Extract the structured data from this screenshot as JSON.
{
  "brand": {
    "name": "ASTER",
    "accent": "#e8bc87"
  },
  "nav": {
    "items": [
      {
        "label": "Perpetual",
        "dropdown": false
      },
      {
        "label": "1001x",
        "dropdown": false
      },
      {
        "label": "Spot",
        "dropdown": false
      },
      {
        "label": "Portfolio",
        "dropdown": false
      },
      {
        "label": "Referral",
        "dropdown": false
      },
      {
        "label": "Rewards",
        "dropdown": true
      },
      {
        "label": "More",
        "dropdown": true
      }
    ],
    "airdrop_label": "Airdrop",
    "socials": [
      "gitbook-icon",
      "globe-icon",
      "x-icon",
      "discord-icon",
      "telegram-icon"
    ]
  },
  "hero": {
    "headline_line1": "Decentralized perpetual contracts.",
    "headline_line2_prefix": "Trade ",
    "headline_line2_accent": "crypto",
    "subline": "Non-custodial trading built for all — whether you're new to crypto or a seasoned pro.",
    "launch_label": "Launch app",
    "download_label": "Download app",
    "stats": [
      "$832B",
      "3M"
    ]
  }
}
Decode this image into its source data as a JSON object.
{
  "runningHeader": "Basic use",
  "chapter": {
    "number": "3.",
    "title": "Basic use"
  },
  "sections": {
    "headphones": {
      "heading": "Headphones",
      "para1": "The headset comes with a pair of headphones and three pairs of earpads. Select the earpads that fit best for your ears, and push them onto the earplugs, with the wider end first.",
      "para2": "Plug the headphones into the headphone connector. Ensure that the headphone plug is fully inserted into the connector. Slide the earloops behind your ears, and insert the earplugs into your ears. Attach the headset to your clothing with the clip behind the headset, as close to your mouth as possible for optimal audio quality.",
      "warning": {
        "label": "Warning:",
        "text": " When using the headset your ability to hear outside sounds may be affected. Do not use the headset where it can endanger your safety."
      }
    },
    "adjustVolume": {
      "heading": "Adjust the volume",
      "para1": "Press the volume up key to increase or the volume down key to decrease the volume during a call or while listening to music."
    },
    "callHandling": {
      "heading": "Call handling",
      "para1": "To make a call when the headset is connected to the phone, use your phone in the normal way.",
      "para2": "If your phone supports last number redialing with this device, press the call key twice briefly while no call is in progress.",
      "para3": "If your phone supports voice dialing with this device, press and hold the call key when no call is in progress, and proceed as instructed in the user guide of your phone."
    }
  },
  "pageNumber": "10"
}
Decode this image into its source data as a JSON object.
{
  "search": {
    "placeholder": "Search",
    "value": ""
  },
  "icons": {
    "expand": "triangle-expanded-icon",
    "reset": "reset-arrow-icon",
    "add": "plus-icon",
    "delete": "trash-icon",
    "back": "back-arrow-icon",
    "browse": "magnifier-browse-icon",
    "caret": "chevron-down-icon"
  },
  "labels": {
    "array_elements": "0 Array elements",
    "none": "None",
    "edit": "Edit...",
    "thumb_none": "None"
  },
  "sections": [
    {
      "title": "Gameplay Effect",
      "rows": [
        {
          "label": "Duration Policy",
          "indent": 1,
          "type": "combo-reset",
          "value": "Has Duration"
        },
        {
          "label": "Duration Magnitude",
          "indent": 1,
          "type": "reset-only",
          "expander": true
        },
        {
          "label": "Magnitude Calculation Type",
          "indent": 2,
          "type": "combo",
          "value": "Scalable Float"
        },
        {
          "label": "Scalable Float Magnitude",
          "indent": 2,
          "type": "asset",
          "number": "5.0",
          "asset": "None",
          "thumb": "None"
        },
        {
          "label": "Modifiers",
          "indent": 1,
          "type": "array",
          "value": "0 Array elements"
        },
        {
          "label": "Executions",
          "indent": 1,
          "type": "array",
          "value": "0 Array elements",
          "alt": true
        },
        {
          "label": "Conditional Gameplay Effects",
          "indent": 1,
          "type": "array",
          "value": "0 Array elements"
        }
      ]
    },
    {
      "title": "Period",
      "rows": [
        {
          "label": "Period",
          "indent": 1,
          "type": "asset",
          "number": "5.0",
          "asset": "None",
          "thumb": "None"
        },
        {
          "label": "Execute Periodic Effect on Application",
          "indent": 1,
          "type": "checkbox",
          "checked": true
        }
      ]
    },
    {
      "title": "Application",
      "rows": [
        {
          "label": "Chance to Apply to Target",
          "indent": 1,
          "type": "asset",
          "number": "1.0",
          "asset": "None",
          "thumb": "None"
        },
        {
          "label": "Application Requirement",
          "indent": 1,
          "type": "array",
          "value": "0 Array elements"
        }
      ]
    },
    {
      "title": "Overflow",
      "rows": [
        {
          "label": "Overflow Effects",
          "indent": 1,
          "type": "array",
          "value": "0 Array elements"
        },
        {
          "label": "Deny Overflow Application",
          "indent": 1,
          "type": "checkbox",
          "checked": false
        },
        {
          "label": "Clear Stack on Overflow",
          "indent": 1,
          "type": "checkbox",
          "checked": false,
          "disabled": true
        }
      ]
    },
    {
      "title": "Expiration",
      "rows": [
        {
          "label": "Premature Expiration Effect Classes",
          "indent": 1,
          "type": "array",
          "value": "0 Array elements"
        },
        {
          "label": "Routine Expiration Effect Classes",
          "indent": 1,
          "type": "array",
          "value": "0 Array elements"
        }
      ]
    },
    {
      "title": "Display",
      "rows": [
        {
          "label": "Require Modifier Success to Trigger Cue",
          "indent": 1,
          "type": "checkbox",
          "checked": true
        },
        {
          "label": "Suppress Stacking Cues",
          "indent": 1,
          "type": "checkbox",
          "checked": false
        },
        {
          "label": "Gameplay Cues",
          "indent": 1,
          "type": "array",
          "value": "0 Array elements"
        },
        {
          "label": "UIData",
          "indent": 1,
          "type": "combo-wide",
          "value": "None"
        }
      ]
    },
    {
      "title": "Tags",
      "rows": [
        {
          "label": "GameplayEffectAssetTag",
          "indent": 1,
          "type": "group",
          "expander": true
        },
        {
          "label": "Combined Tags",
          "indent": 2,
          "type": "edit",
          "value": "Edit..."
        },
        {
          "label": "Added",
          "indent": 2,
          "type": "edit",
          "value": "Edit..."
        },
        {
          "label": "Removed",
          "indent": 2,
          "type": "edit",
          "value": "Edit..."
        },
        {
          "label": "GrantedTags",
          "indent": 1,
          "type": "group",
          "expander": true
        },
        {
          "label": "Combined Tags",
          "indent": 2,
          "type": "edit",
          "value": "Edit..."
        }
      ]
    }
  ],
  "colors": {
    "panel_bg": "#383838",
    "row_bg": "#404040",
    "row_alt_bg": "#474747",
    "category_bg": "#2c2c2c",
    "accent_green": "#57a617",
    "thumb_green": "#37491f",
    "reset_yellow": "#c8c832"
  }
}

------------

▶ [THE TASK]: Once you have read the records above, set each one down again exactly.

▶ [RESULT FOR THIS TASK]:
Extract the structured data from this screenshot as JSON.
{
  "brand": {
    "name": "ASTER",
    "accent": "#e8bc87"
  },
  "nav": {
    "items": [
      {
        "label": "Perpetual",
        "dropdown": false
      },
      {
        "label": "1001x",
        "dropdown": false
      },
      {
        "label": "Spot",
        "dropdown": false
      },
      {
        "label": "Portfolio",
        "dropdown": false
      },
      {
        "label": "Referral",
        "dropdown": false
      },
      {
        "label": "Rewards",
        "dropdown": true
      },
      {
        "label": "More",
        "dropdown": true
      }
    ],
    "airdrop_label": "Airdrop",
    "socials": [
      "gitbook-icon",
      "globe-icon",
      "x-icon",
      "discord-icon",
      "telegram-icon"
    ]
  },
  "hero": {
    "headline_line1": "Decentralized perpetual contracts.",
    "headline_line2_prefix": "Trade ",
    "headline_line2_accent": "crypto",
    "subline": "Non-custodial trading built for all — whether you're new to crypto or a seasoned pro.",
    "launch_label": "Launch app",
    "download_label": "Download app",
    "stats": [
      "$832B",
      "3M"
    ]
  }
}
Decode this image into its source data as a JSON object.
{
  "runningHeader": "Basic use",
  "chapter": {
    "number": "3.",
    "title": "Basic use"
  },
  "sections": {
    "headphones": {
      "heading": "Headphones",
      "para1": "The headset comes with a pair of headphones and three pairs of earpads. Select the earpads that fit best for your ears, and push them onto the earplugs, with the wider end first.",
      "para2": "Plug the headphones into the headphone connector. Ensure that the headphone plug is fully inserted into the connector. Slide the earloops behind your ears, and insert the earplugs into your ears. Attach the headset to your clothing with the clip behind the headset, as close to your mouth as possible for optimal audio quality.",
      "warning": {
        "label": "Warning:",
        "text": " When using the headset your ability to hear outside sounds may be affected. Do not use the headset where it can endanger your safety."
      }
    },
    "adjustVolume": {
      "heading": "Adjust the volume",
      "para1": "Press the volume up key to increase or the volume down key to decrease the volume during a call or while listening to music."
    },
    "callHandling": {
      "heading": "Call handling",
      "para1": "To make a call when the headset is connected to the phone, use your phone in the normal way.",
      "para2": "If your phone supports last number redialing with this device, press the call key twice briefly while no call is in progress.",
      "para3": "If your phone supports voice dialing with this device, press and hold the call key when no call is in progress, and proceed as instructed in the user guide of your phone."
    }
  },
  "pageNumber": "10"
}
Decode this image into its source data as a JSON object.
{
  "search": {
    "placeholder": "Search",
    "value": ""
  },
  "icons": {
    "expand": "triangle-expanded-icon",
    "reset": "reset-arrow-icon",
    "add": "plus-icon",
    "delete": "trash-icon",
    "back": "back-arrow-icon",
    "browse": "magnifier-browse-icon",
    "caret": "chevron-down-icon"
  },
  "labels": {
    "array_elements": "0 Array elements",
    "none": "None",
    "edit": "Edit...",
    "thumb_none": "None"
  },
  "sections": [
    {
      "title": "Gameplay Effect",
      "rows": [
        {
          "label": "Duration Policy",
          "indent": 1,
          "type": "combo-reset",
          "value": "Has Duration"
        },
        {
          "label": "Duration Magnitude",
          "indent": 1,
          "type": "reset-only",
          "expander": true
        },
        {
          "label": "Magnitude Calculation Type",
          "indent": 2,
          "type": "combo",
          "value": "Scalable Float"
        },
        {
          "label": "Scalable Float Magnitude",
          "indent": 2,
          "type": "asset",
          "number": "5.0",
          "asset": "None",
          "thumb": "None"
        },
        {
          "label": "Modifiers",
          "indent": 1,
          "type": "array",
          "value": "0 Array elements"
        },
        {
          "label": "Executions",
          "indent": 1,
          "type": "array",
          "value": "0 Array elements",
          "alt": true
        },
        {
          "label": "Conditional Gameplay Effects",
          "indent": 1,
          "type": "array",
          "value": "0 Array elements"
        }
      ]
    },
    {
      "title": "Period",
      "rows": [
        {
          "label": "Period",
          "indent": 1,
          "type": "asset",
          "number": "5.0",
          "asset": "None",
          "thumb": "None"
        },
        {
          "label": "Execute Periodic Effect on Application",
          "indent": 1,
          "type": "checkbox",
          "checked": true
        }
      ]
    },
    {
      "title": "Application",
      "rows": [
        {
          "label": "Chance to Apply to Target",
          "indent": 1,
          "type": "asset",
          "number": "1.0",
          "asset": "None",
          "thumb": "None"
        },
        {
          "label": "Application Requirement",
          "indent": 1,
          "type": "array",
          "value": "0 Array elements"
        }
      ]
    },
    {
      "title": "Overflow",
      "rows": [
        {
          "label": "Overflow Effects",
          "indent": 1,
          "type": "array",
          "value": "0 Array elements"
        },
        {
          "label": "Deny Overflow Application",
          "indent": 1,
          "type": "checkbox",
          "checked": false
        },
        {
          "label": "Clear Stack on Overflow",
          "indent": 1,
          "type": "checkbox",
          "checked": false,
          "disabled": true
        }
      ]
    },
    {
      "title": "Expiration",
      "rows": [
        {
          "label": "Premature Expiration Effect Classes",
          "indent": 1,
          "type": "array",
          "value": "0 Array elements"
        },
        {
          "label": "Routine Expiration Effect Classes",
          "indent": 1,
          "type": "array",
          "value": "0 Array elements"
        }
      ]
    },
    {
      "title": "Display",
      "rows": [
        {
          "label": "Require Modifier Success to Trigger Cue",
          "indent": 1,
          "type": "checkbox",
          "checked": true
        },
        {
          "label": "Suppress Stacking Cues",
          "indent": 1,
          "type": "checkbox",
          "checked": false
        },
        {
          "label": "Gameplay Cues",
          "indent": 1,
          "type": "array",
          "value": "0 Array elements"
        },
        {
          "label": "UIData",
          "indent": 1,
          "type": "combo-wide",
          "value": "None"
        }
      ]
    },
    {
      "title": "Tags",
      "rows": [
        {
          "label": "GameplayEffectAssetTag",
          "indent": 1,
          "type": "group",
          "expander": true
        },
        {
          "label": "Combined Tags",
          "indent": 2,
          "type": "edit",
          "value": "Edit..."
        },
        {
          "label": "Added",
          "indent": 2,
          "type": "edit",
          "value": "Edit..."
        },
        {
          "label": "Removed",
          "indent": 2,
          "type": "edit",
          "value": "Edit..."
        },
        {
          "label": "GrantedTags",
          "indent": 1,
          "type": "group",
          "expander": true
        },
        {
          "label": "Combined Tags",
          "indent": 2,
          "type": "edit",
          "value": "Edit..."
        }
      ]
    }
  ],
  "colors": {
    "panel_bg": "#383838",
    "row_bg": "#404040",
    "row_alt_bg": "#474747",
    "category_bg": "#2c2c2c",
    "accent_green": "#57a617",
    "thumb_green": "#37491f",
    "reset_yellow": "#c8c832"
  }
}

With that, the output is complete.